For the more than 10,000 Utahns who are recipients of DACA—the Obama-era program that protects young undocumented immigrants from deportation—the future remains unclear.
Both sides of Congress have vowed to fix DACA before a March deadline imposed by President Donald Trump. Many expect that fix would come before the holidays but it was put on the back burner as attention turned to taxes.
In the meantime, DACA recipients are losing legal status ever day.
“[About] 12,000 have already lost their permits, so I think it’s urgent but I don’t think people understand the urgency," says Ciriac Alvarez, a DACA recipient living in Utah.
Alvarez says she was able to renew her status recently for another two years but many of her friends were not as lucky.
Most of Utah’s congressional delegation has spoken out in support of DACA recipients like Alvarez. Republican Rep. Mia Love joined other colleagues to urge House Speaker Paul Ryan to prioritize a resolution, but they decided to fund the government through the middle of January without it.

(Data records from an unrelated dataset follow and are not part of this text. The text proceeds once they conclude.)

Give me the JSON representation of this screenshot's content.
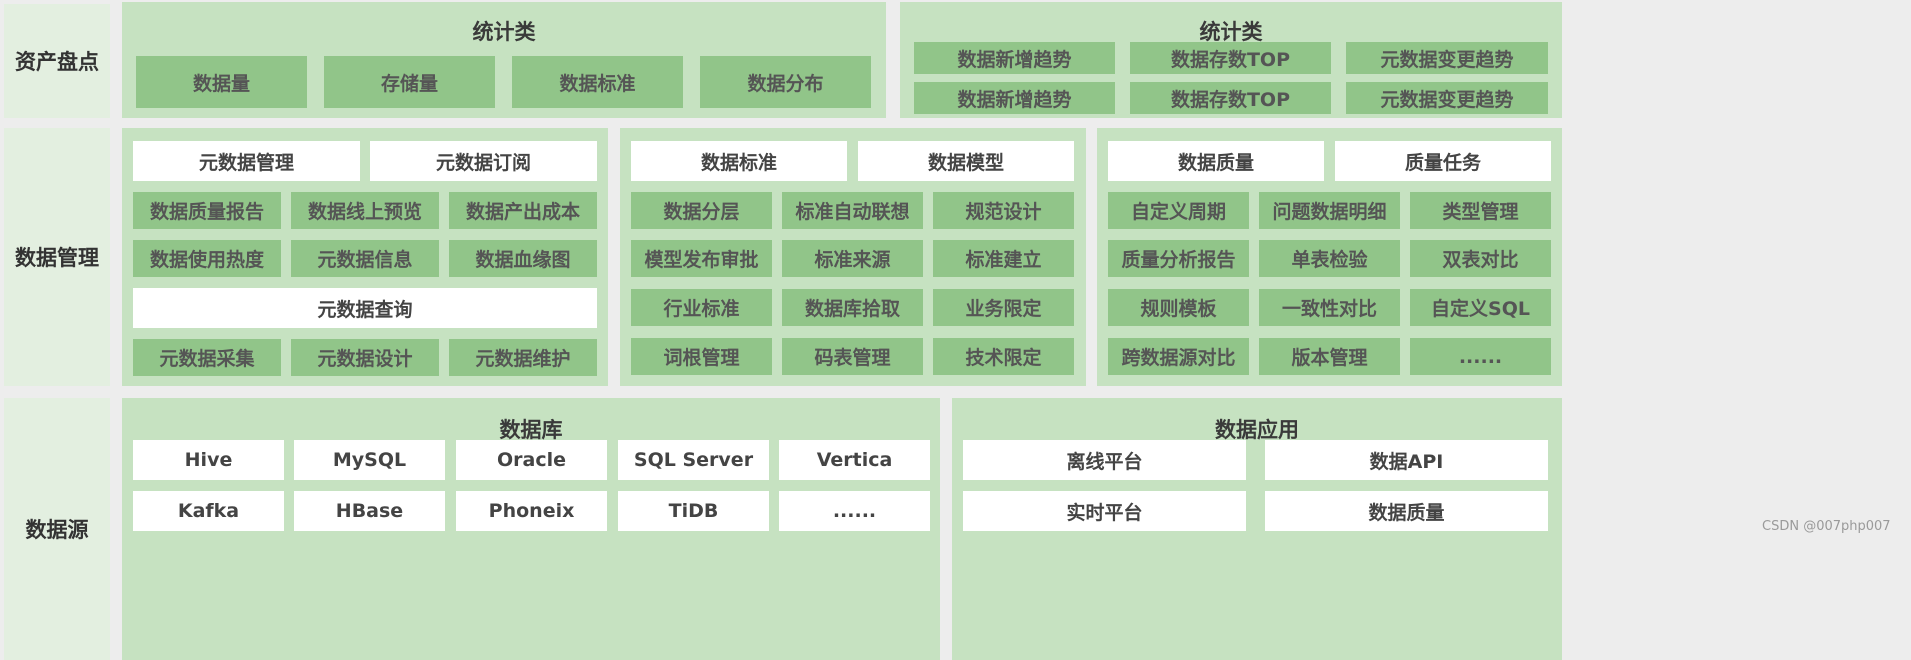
{
  "rows": {
    "asset": "资产盘点",
    "management": "数据管理",
    "source": "数据源"
  },
  "asset": {
    "left": {
      "title": "统计类",
      "items": [
        "数据量",
        "存储量",
        "数据标准",
        "数据分布"
      ]
    },
    "right": {
      "title": "统计类",
      "items": [
        "数据新增趋势",
        "数据存数TOP",
        "元数据变更趋势",
        "数据新增趋势",
        "数据存数TOP",
        "元数据变更趋势"
      ]
    }
  },
  "management": {
    "meta": {
      "headers": [
        "元数据管理",
        "元数据订阅"
      ],
      "row1": [
        "数据质量报告",
        "数据线上预览",
        "数据产出成本"
      ],
      "row2": [
        "数据使用热度",
        "元数据信息",
        "数据血缘图"
      ],
      "query": "元数据查询",
      "row4": [
        "元数据采集",
        "元数据设计",
        "元数据维护"
      ]
    },
    "standard": {
      "headers": [
        "数据标准",
        "数据模型"
      ],
      "items": [
        "数据分层",
        "标准自动联想",
        "规范设计",
        "模型发布审批",
        "标准来源",
        "标准建立",
        "行业标准",
        "数据库拾取",
        "业务限定",
        "词根管理",
        "码表管理",
        "技术限定"
      ]
    },
    "quality": {
      "headers": [
        "数据质量",
        "质量任务"
      ],
      "items": [
        "自定义周期",
        "问题数据明细",
        "类型管理",
        "质量分析报告",
        "单表检验",
        "双表对比",
        "规则模板",
        "一致性对比",
        "自定义SQL",
        "跨数据源对比",
        "版本管理",
        "......"
      ]
    }
  },
  "source": {
    "database": {
      "title": "数据库",
      "items": [
        "Hive",
        "MySQL",
        "Oracle",
        "SQL Server",
        "Vertica",
        "Kafka",
        "HBase",
        "Phoneix",
        "TiDB",
        "......"
      ]
    },
    "application": {
      "title": "数据应用",
      "items": [
        "离线平台",
        "数据API",
        "实时平台",
        "数据质量"
      ]
    }
  },
  "watermark": "CSDN @007php007"
}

Alvarez worries that while many in congress voice support for recipients like her, they’re also pushing for stricter immigration law and boarder enforcement. She says there isn’t a clear cut distinction.
“At the end of the day, they’re our family members, they’re the people who have raised us," says Alvarez. "They’re our uncles, our aunts, our neighbors, our friends.”
Alvarez says whatever negatively affects them will also negatively affect DACA recipients like herself.